Do you get in early, stay in late, work weekends and still feel as though you’re burning the candle at both ends? If so, you are probably experiencing occupational burnout. It happens to the best of us – and left unchecked, work burnout can have a lasting and negative effect on our lives both inside and outside of work.
Many employees who have been tackling large workloads for months are slowly but surely losing their motivation at work. Extreme work stress brought on by long work hours and seemingly relentless deadlines can lead to low morale and reduced productivity – not to mention decreased job satisfaction.
Here are some ways to help you renew your enthusiasm and get your career back on track to avoid burnout:
Evaluate your role
If your company has experienced layoffs or has a hiring freeze in place, you might be shouldering more responsibility now than in the past. Although taking on new assignments can be a good career move, doing so can lead to occupational burnout if the scope of your responsibility has expanded beyond what you can reasonably manage. If you’re feeling overwhelmed, don’t try to shrug it off. Instead, meet with your manager and be honest about your situation. Work with him or her to reprioritise projects or look for ways to delegate some of your work.

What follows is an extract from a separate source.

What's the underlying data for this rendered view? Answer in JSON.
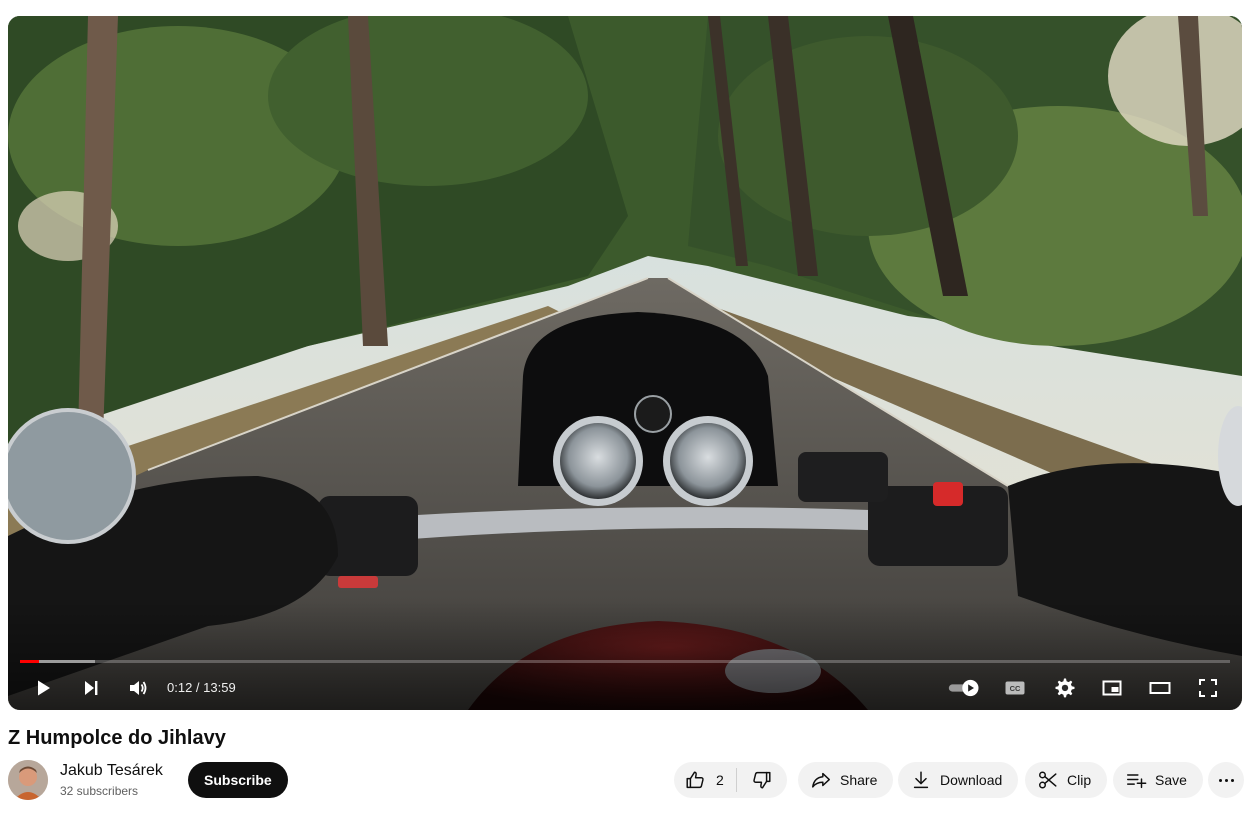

Look at your schedule
The way you manage your time can also affect your ability to rebound from job exhaustion. If you are overbooked or spending too much energy on non-critical initiatives, you may be creating additional pressure at work. Try keeping a simple record of your activities for a week and divide the findings into categories such as “researching”, “reviewing proposals” and “responding to e-mails”. Are you devoting adequate time to the highest priorities?
Identify your stressors
Understanding why you are feeling deflated can help you move in a more positive direction. Think about what has contributed to your burnout: Is it the feeling that projects are out of your control? Have your own actions made the problem worse? For example, you may have set an overly ambitious timeline for completing an assignment, creating unnecessary stress and obstacles to its success. Even small changes to your routine, such as seeking assistance from your manager when you have too many projects on your plate, can help brighten your outlook.
Ask for help
A common symptom of workload overload is a feeling of isolation. You may think you’re the only one who can review a particular document because you understand the project best, but someone else might bring in a fresh perspective – not to mention relieve some of the burden. It’s acceptable to let others know that you’re facing difficulties and request their assistance. Keep in mind that you would not be perceived as someone who complains a lot if you objectively outline the specific issues you are trying to address and ask for guidance.
Take a break to avoid occupational burnout
Make sure to allow time to periodically recharge. Even if you’re working long hours, you can counteract stress and maximise your performance on the job by taking five or 10 minute breaks throughout the day. Stand up and stretch or go for a short walk. Instead of eating lunch at your desk, try the staffroom or actually step outside the office for some fresh air. Use your annual leave fruitfully as well. Getting away from the office – even for a day or two – can give you a fresh perspective on your situation and allow you to return with new focus and energy.
A certain amount of stress is inherent in any job, but when the pressure gets out of hand, it’s important to act quickly. Occupational burnout can negatively affect not only your overall job performance but also your personal life. By taking measures to reduce the amount of stress you’re facing, you can regain your motivation. And in time, if the stress persists, maybe its time to look for a new job.